Max Rockatansky is an icon of Australian cinema. He’s the character who made actor Mel Gibson a household name, drove the coolest car ever put on film and almost single-handedly placed Australia’s film industry on the world stage. It’s just as well then, that his latest film meets such lofty expectations.
Max, now played by Tom Hardy, is a former policeman who travels the post-apocalyptic Wasteland in his supercharged Interceptor, haunted by the memories of the people he failed to protect. While in the Wasteland, Max and his car are captured by the War Boys, followers of the menacing leader known as Immortan Joe (Hugh “Toecutter” Keays-Byrne).
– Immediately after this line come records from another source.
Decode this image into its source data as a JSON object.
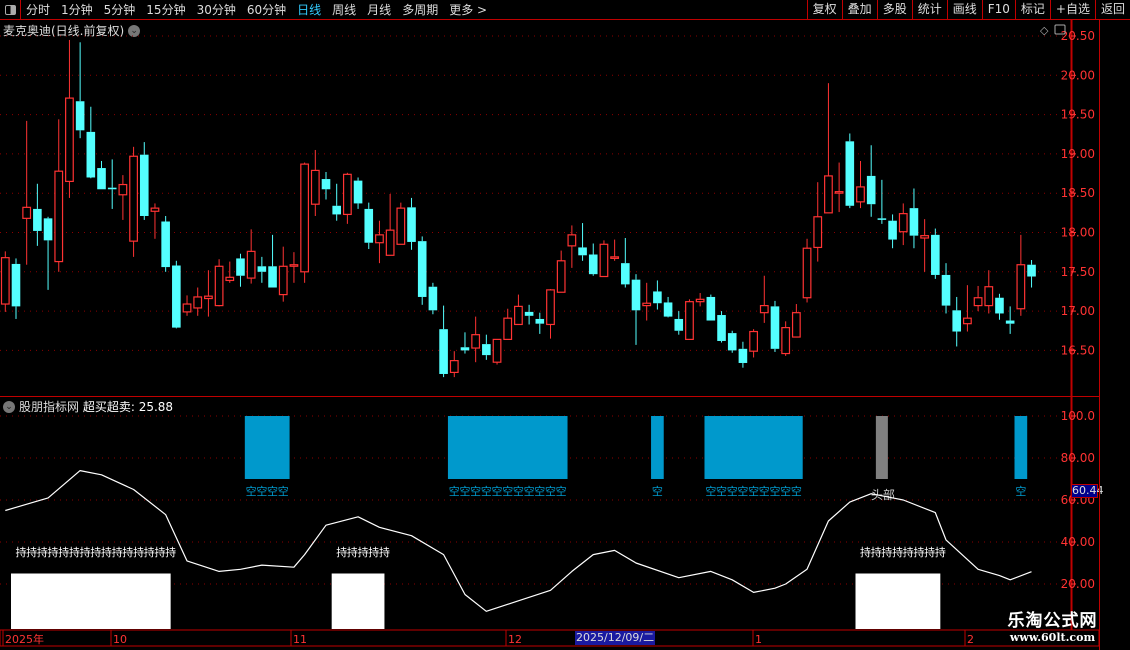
{
  "toolbar": {
    "nav": [
      "分时",
      "1分钟",
      "5分钟",
      "15分钟",
      "30分钟",
      "60分钟",
      "日线",
      "周线",
      "月线",
      "多周期",
      "更多 >"
    ],
    "active": "日线",
    "buttons": [
      "复权",
      "叠加",
      "多股",
      "统计",
      "画线",
      "F10",
      "标记",
      "+自选",
      "返回"
    ]
  },
  "chart_title": "麦克奥迪(日线.前复权)",
  "indicator": {
    "name": "股朋指标网",
    "label": "超买超卖: 25.88",
    "cursor_value": "60.44",
    "sell_text": "空",
    "hold_text": "持",
    "top_text": "头部"
  },
  "time_axis": {
    "labels": [
      "2025年",
      "10",
      "11",
      "12",
      "1",
      "2"
    ],
    "highlight": "2025/12/09/二"
  },
  "watermark": {
    "line1": "乐淘公式网",
    "line2": "www.60lt.com"
  },
  "colors": {
    "up": "#ff3333",
    "down": "#54ffff",
    "grid": "#8b0000",
    "axis": "#ff3333",
    "sell_bar": "#0099cc",
    "top_bar": "#808080",
    "hold_bar": "#ffffff"
  },
  "chart_data": [
    {
      "type": "candlestick",
      "yticks": [
        "20.50",
        "20.00",
        "19.50",
        "19.00",
        "18.50",
        "18.00",
        "17.50",
        "17.00",
        "16.50"
      ],
      "ylim": [
        16.0,
        20.55
      ],
      "ohlc": [
        [
          17.09,
          17.76,
          16.99,
          17.68
        ],
        [
          17.6,
          17.67,
          16.9,
          17.06
        ],
        [
          18.18,
          19.42,
          17.59,
          18.32
        ],
        [
          18.3,
          18.62,
          17.83,
          18.02
        ],
        [
          18.18,
          18.2,
          17.27,
          17.9
        ],
        [
          17.63,
          19.44,
          17.5,
          18.78
        ],
        [
          18.65,
          20.45,
          18.44,
          19.71
        ],
        [
          19.67,
          20.42,
          19.2,
          19.3
        ],
        [
          19.28,
          19.6,
          18.69,
          18.7
        ],
        [
          18.82,
          18.91,
          18.55,
          18.55
        ],
        [
          18.57,
          18.93,
          18.3,
          18.55
        ],
        [
          18.48,
          18.73,
          18.16,
          18.61
        ],
        [
          17.89,
          19.09,
          17.69,
          18.97
        ],
        [
          18.99,
          19.15,
          18.16,
          18.21
        ],
        [
          18.27,
          18.37,
          17.92,
          18.31
        ],
        [
          18.14,
          18.21,
          17.5,
          17.56
        ],
        [
          17.58,
          17.64,
          16.78,
          16.79
        ],
        [
          16.99,
          17.2,
          16.94,
          17.09
        ],
        [
          17.04,
          17.3,
          16.94,
          17.18
        ],
        [
          17.16,
          17.52,
          16.93,
          17.19
        ],
        [
          17.07,
          17.66,
          17.06,
          17.57
        ],
        [
          17.39,
          17.63,
          17.36,
          17.43
        ],
        [
          17.67,
          17.73,
          17.31,
          17.45
        ],
        [
          17.42,
          18.04,
          17.35,
          17.76
        ],
        [
          17.57,
          17.69,
          17.36,
          17.5
        ],
        [
          17.57,
          17.97,
          17.3,
          17.3
        ],
        [
          17.21,
          17.82,
          17.12,
          17.57
        ],
        [
          17.58,
          17.75,
          17.36,
          17.59
        ],
        [
          17.5,
          18.89,
          17.36,
          18.87
        ],
        [
          18.36,
          19.05,
          18.21,
          18.79
        ],
        [
          18.68,
          18.77,
          18.42,
          18.55
        ],
        [
          18.34,
          18.62,
          18.15,
          18.23
        ],
        [
          18.23,
          18.76,
          18.11,
          18.74
        ],
        [
          18.66,
          18.7,
          18.3,
          18.37
        ],
        [
          18.3,
          18.38,
          17.79,
          17.87
        ],
        [
          17.87,
          18.15,
          17.61,
          17.97
        ],
        [
          17.71,
          18.49,
          17.71,
          18.03
        ],
        [
          17.85,
          18.38,
          17.85,
          18.31
        ],
        [
          18.32,
          18.44,
          17.78,
          17.88
        ],
        [
          17.89,
          17.95,
          17.08,
          17.18
        ],
        [
          17.31,
          17.36,
          16.96,
          17.01
        ],
        [
          16.77,
          17.07,
          16.16,
          16.2
        ],
        [
          16.22,
          16.49,
          16.16,
          16.37
        ],
        [
          16.54,
          16.73,
          16.46,
          16.5
        ],
        [
          16.53,
          16.93,
          16.35,
          16.7
        ],
        [
          16.58,
          16.7,
          16.38,
          16.44
        ],
        [
          16.35,
          16.64,
          16.32,
          16.64
        ],
        [
          16.64,
          17.03,
          16.64,
          16.91
        ],
        [
          16.83,
          17.21,
          16.83,
          17.06
        ],
        [
          16.99,
          17.08,
          16.83,
          16.94
        ],
        [
          16.9,
          16.98,
          16.71,
          16.84
        ],
        [
          16.83,
          17.28,
          16.65,
          17.27
        ],
        [
          17.24,
          17.77,
          17.24,
          17.64
        ],
        [
          17.83,
          18.09,
          17.55,
          17.97
        ],
        [
          17.81,
          18.12,
          17.64,
          17.71
        ],
        [
          17.72,
          17.86,
          17.45,
          17.47
        ],
        [
          17.44,
          17.9,
          17.44,
          17.85
        ],
        [
          17.68,
          17.91,
          17.64,
          17.69
        ],
        [
          17.61,
          17.93,
          17.3,
          17.34
        ],
        [
          17.4,
          17.47,
          16.57,
          17.01
        ],
        [
          17.07,
          17.36,
          16.88,
          17.1
        ],
        [
          17.25,
          17.39,
          17.02,
          17.1
        ],
        [
          17.11,
          17.18,
          16.92,
          16.93
        ],
        [
          16.9,
          17.0,
          16.7,
          16.75
        ],
        [
          16.64,
          17.15,
          16.64,
          17.12
        ],
        [
          17.12,
          17.23,
          17.06,
          17.15
        ],
        [
          17.18,
          17.21,
          16.88,
          16.88
        ],
        [
          16.95,
          17.0,
          16.6,
          16.62
        ],
        [
          16.72,
          16.75,
          16.47,
          16.5
        ],
        [
          16.52,
          16.61,
          16.28,
          16.34
        ],
        [
          16.49,
          16.77,
          16.41,
          16.74
        ],
        [
          16.98,
          17.45,
          16.85,
          17.07
        ],
        [
          17.06,
          17.13,
          16.48,
          16.52
        ],
        [
          16.46,
          16.87,
          16.43,
          16.79
        ],
        [
          16.67,
          17.09,
          16.67,
          16.98
        ],
        [
          17.17,
          17.92,
          17.11,
          17.8
        ],
        [
          17.81,
          18.64,
          17.63,
          18.2
        ],
        [
          18.25,
          19.9,
          18.25,
          18.72
        ],
        [
          18.51,
          18.89,
          18.26,
          18.52
        ],
        [
          19.16,
          19.26,
          18.31,
          18.34
        ],
        [
          18.39,
          18.91,
          18.31,
          18.58
        ],
        [
          18.72,
          19.11,
          18.2,
          18.36
        ],
        [
          18.18,
          18.67,
          18.11,
          18.17
        ],
        [
          18.15,
          18.23,
          17.8,
          17.91
        ],
        [
          18.01,
          18.37,
          17.84,
          18.24
        ],
        [
          18.31,
          18.56,
          17.8,
          17.96
        ],
        [
          17.93,
          18.17,
          17.5,
          17.96
        ],
        [
          17.97,
          18.05,
          17.41,
          17.46
        ],
        [
          17.46,
          17.61,
          16.97,
          17.07
        ],
        [
          17.01,
          17.18,
          16.55,
          16.74
        ],
        [
          16.84,
          17.33,
          16.74,
          16.91
        ],
        [
          17.07,
          17.32,
          17.0,
          17.17
        ],
        [
          17.07,
          17.52,
          16.97,
          17.31
        ],
        [
          17.17,
          17.22,
          16.89,
          16.97
        ],
        [
          16.88,
          17.06,
          16.71,
          16.84
        ],
        [
          17.03,
          17.97,
          16.94,
          17.59
        ],
        [
          17.59,
          17.65,
          17.3,
          17.44
        ]
      ]
    },
    {
      "type": "indicator",
      "yticks": [
        "100.0",
        "80.00",
        "60.00",
        "40.00",
        "20.00"
      ],
      "ylim": [
        -1,
        105
      ],
      "line": [
        [
          1,
          55
        ],
        [
          5,
          61
        ],
        [
          8,
          74
        ],
        [
          10,
          72
        ],
        [
          13,
          65
        ],
        [
          16,
          53
        ],
        [
          18,
          31
        ],
        [
          21,
          26
        ],
        [
          23,
          27
        ],
        [
          25,
          29
        ],
        [
          28,
          28
        ],
        [
          29,
          34
        ],
        [
          31,
          48
        ],
        [
          34,
          52
        ],
        [
          36,
          47
        ],
        [
          39,
          43
        ],
        [
          42,
          34
        ],
        [
          44,
          15
        ],
        [
          46,
          7
        ],
        [
          49,
          12
        ],
        [
          52,
          17
        ],
        [
          54,
          26
        ],
        [
          56,
          34
        ],
        [
          58,
          36
        ],
        [
          60,
          30
        ],
        [
          64,
          23
        ],
        [
          67,
          26
        ],
        [
          69,
          22
        ],
        [
          71,
          16
        ],
        [
          73,
          18
        ],
        [
          74,
          20
        ],
        [
          76,
          27
        ],
        [
          78,
          50
        ],
        [
          80,
          59
        ],
        [
          82,
          63
        ],
        [
          85,
          60
        ],
        [
          88,
          54
        ],
        [
          89,
          41
        ],
        [
          92,
          27
        ],
        [
          94,
          24
        ],
        [
          95,
          22
        ],
        [
          97,
          25.88
        ]
      ],
      "sell_signals": [
        [
          24,
          27
        ],
        [
          43,
          53
        ],
        [
          62,
          62
        ],
        [
          67,
          75
        ],
        [
          96,
          96
        ]
      ],
      "sell_range": [
        70,
        100
      ],
      "top_signals": [
        [
          83,
          83
        ]
      ],
      "hold_signals": [
        [
          2,
          16
        ],
        [
          32,
          36
        ],
        [
          81,
          88
        ]
      ],
      "hold_range": [
        0,
        25
      ]
    }
  ]
}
Joe seems to have complete control over his people, but not all is well – his prized “guzzoline” tanker has been hijacked by Imperator Furiosa (Charlize Theron) during a routine supply run, along with his Wives. Frustrated, he sets off in pursuit of Furiosa with a convoy that includes his War Boys, the People Eater (John Howard – no, not the former Prime Minister) and the Bullet Farmer (Richard Carter).
Also along for the chase is Max, who is acting as a “blood bag” for Nux (Nicholas Hoult), Max’s beloved Interceptor (now heavily modified), some dirt-bikers, a cult which drives cars covered in spikes, a rather odd assortment of muscle cars and a red-robed musician playing a guitar which doubles as a flamethrower. Why such a character is necessary in a feature film is irrelevant when one sees how awesome it looks.
The most remarkable aspect about Mad Max: Fury Road is that it exists in the first place. The movie spent 25 years in “development hell” (a term used to describe a project which can’t make production), had to move filming to Namibia due to unprecedented flooding in the Australian outback and then needed to return to Australia for extensive reshoots. Any sane director would have given up in despair, but against all odds George Miller has seen his freaky, awe-inspiring vision come to life.
There’s an insanity to this film that make it endearing, found in everything from the chase sequences to the costumes. Yet beneath the eccentric characters, steampunk motorcades and rather impressive special effects is a pretty straightforward film. The characters aren’t all that complex, there’s very little dialogue and the story is, for the most part, told through visual cues – elements which are rarely, if ever, featured in today’s blockbuster movies.
Granted, these are elements which the Mad Max films have used before. Aside from the special effects and largely-female cast, there’s little to differentiate Fury Road from the movies which came before it – those wanting a well-developed story would be just as happy watching 1979’s Mad Max. But a statement like that undersells how breathtaking the experience is.
Admittedly, I wasn’t overly impressed upon first seeing Fury Road in cinemas, but after my heightened expectations were lowered, I purchased the film on DVD and gave it a second viewing. Suddenly, it became all the more enjoyable. I was left stunned by the practical effects, thrilled by the sandstorm scene, and entertained by everything else on offer. Even Tom Hardy’s hilariously bad Australian accent became loveable.
Now that all the hype has subsided, there’s never been a better time to revisit the awesomeness that is Mad Max: Fury Road. Whether you’re familiar with the Mad Max franchise or not, it’s definitely worth checking out.
This film was previously reviewed for YO Bendigo on May 26th, 2015.